I know LinkedIn has gotten its fair share of deserved criticism, but like so many other social networking tools, the experience is what you make it. In general, I’ve found some pretty insightful articles and webinars that others have posted, and with Lynda and the new Jobs feature, LinkedIn seems to be adapting and evolving to meet the needs of its members. So this week, after I joined our class group, I spent a few minutes checking out some of the recent posts. As is normally the case, I found something interesting: Josh Bersin's "The Disruption of Digital Learning."
Bersin’s article is thoughtful and detailed, but what grabbed my attention was his discussion of the rise and possible fall of the almighty LMS. Bersin is focused mainly on the use of LMSs in corporate environments, but some of his points could easily be understood in terms of education. In the past ten years, I have been involved with the changing of LMSs at every university with which I’ve ever been affiliated, from the perspective of a student, a faculty member, a trainer, and an administrator. From eCollege to Blackboard to LearningStudio (RIP) to D2L to Canvas and the countless others that I have so sadly forgotten – it seems like we’re all in search of something better, more engaging, and cheaper. With the insane amount of pressure that goes into rolling out a new LMS at a university-wide level, I sincerely believe that when those decisions are made, they are done so with the expectation that all the headaches will be worth it. But, as Bersin suggests, maybe LMSs are slowly become artifacts used more for their cataloging abilities than anything directly connected with learning.
A few weeks back, I was at a teaching conference and one of the speakers made the statement that learning in the 21st Century is much more about being able to find the answers than it is about knowing the answers. From a theoretical perspective, I struggle with this a little. Isn’t part of knowledge knowing things? But as someone who is dedicated to understanding teaching and learning, I see the value and truth in this statement. After all, memorizing facts doesn’t equate to knowledge. It makes sense that I’m a bit torn because, as I learned this week, I’m part of a micro generation that falls snuggly between Gen Xers and Millennials known as Xennials - those of us with analogue childhoods and digital adulthoods. And all of this is relevant because it impacts the way I understand Bersin’s argument.
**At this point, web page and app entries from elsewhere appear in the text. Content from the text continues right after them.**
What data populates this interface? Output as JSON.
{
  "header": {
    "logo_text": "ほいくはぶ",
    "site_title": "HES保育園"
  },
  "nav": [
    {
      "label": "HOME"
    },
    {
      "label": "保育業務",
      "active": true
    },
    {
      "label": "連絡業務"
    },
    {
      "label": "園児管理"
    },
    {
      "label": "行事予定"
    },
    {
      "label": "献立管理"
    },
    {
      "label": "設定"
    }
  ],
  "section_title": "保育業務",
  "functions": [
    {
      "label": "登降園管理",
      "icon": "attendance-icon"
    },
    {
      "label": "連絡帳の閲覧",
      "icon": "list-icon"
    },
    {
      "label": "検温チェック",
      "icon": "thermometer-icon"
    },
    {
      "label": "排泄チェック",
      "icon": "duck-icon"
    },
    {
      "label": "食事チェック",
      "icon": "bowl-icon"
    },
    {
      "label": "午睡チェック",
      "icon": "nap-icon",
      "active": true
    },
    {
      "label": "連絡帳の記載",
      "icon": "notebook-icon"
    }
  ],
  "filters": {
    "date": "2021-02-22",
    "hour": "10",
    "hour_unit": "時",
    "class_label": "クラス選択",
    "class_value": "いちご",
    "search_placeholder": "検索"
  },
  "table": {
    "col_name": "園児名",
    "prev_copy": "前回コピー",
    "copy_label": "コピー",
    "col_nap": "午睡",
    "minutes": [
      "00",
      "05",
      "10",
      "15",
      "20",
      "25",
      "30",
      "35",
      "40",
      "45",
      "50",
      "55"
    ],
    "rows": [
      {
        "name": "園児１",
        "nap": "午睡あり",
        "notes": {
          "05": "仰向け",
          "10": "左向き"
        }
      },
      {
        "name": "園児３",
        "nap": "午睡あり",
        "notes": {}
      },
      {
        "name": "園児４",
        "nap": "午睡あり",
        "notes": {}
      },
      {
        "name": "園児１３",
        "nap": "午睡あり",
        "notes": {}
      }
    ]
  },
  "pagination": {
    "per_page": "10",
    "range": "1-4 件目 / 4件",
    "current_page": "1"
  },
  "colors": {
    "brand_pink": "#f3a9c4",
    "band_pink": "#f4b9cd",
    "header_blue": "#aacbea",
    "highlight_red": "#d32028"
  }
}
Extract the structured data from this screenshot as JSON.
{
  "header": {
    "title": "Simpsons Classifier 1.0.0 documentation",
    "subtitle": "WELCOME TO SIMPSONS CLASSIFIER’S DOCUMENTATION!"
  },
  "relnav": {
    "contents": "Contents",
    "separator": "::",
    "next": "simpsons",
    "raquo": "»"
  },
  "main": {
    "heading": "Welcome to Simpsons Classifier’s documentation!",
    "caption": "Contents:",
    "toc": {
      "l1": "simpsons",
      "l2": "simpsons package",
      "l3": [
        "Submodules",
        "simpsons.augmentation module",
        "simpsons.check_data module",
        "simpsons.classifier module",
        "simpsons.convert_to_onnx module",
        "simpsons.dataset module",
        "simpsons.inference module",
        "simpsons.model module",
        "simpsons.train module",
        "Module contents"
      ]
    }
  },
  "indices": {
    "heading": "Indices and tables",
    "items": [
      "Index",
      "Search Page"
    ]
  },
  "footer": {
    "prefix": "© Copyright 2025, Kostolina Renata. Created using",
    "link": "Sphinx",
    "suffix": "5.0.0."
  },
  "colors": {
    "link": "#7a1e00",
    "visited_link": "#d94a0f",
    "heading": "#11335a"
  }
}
He makes the statement that learning is all about meeting learners where they are and that’s where LMSs fall short. And I tend to agree with him. So I started thinking about the way I’ve always, no matter what names they went by, used LMSs. I’d like to think that my courses were built as dynamic, interactive sites that allowed users to learn and engage with the materials and their classmates, but in reality, I’ve been using them mostly as storage. Ugh, that’s not Web 2.0 at all. But what about the cool, interactive things I’ve incorporated like wikis and adaptive learning technologies? Oh, no, I don’t think those count either. They are linked under the LMS, but they live outside under different platforms. Maybe Bersin’s right, maybe “today’s LMS is much more of a compliance management system, serving as a platform for record-keeping."
So where do we, in education, go from here? Bersin presents several options, but in the world of state budgets, accreditation, and FERPA, we’re not quite ready for those options yet – a discussion similar to the one we had in the data analytics class.
His argument, though, is solid. Ongoing, continuous macro-learning isn’t really possible though the use of LMSs. Some of us place a great deal of value on Web 2. 0 for learning, and rightfully so, but the problems and complications we have with that mindset go far beyond the limitations of our LMS. We’re beginning to see the importance of meeting learners where they are, engaging in active learning, and applying interdisciplinary skills across students' academic experiences, but, in the simplest terms, that’s because that’s what we do. Those styles of teaching aren’t the norm yet, and sometimes I think we forget that. It's not a matter of changing LMSs, it's a matter of shifting the paradigm.
Bersin is right, but for us, there’s a lot more on trial here than the features of our LMS. Our universities are at crossroads far beyond simple teaching styles and technologies. As institutions, we’ve learned so much about learning in the past 30 years that we haven’t been able to (or in some cases haven’t wanted to) keep up. Maybe that’s why as I read Bersin’s article I kept thinking, well, that wouldn’t work in education. But why wouldn’t it?
In the opening of this post I mentioned that social networking is what you make of it, but I don’t think we’re there yet in education. We still hold pretty closely to the idea that our jobs are to provide information and give answers. But maybe that’s where we could learn something from Web 2.0. Maybe we should place more value on the students and their abilities to find solutions (and our abilities to guide rather than give) and engage with their communities instead of limiting them to the confines of the physical walls of the classroom or, in this case, the password protected walls of the LMS.
In reality, and with all education theory aside, if LMS providers are giving institutions what they want, then their abilities say a lot more about us than they do about them.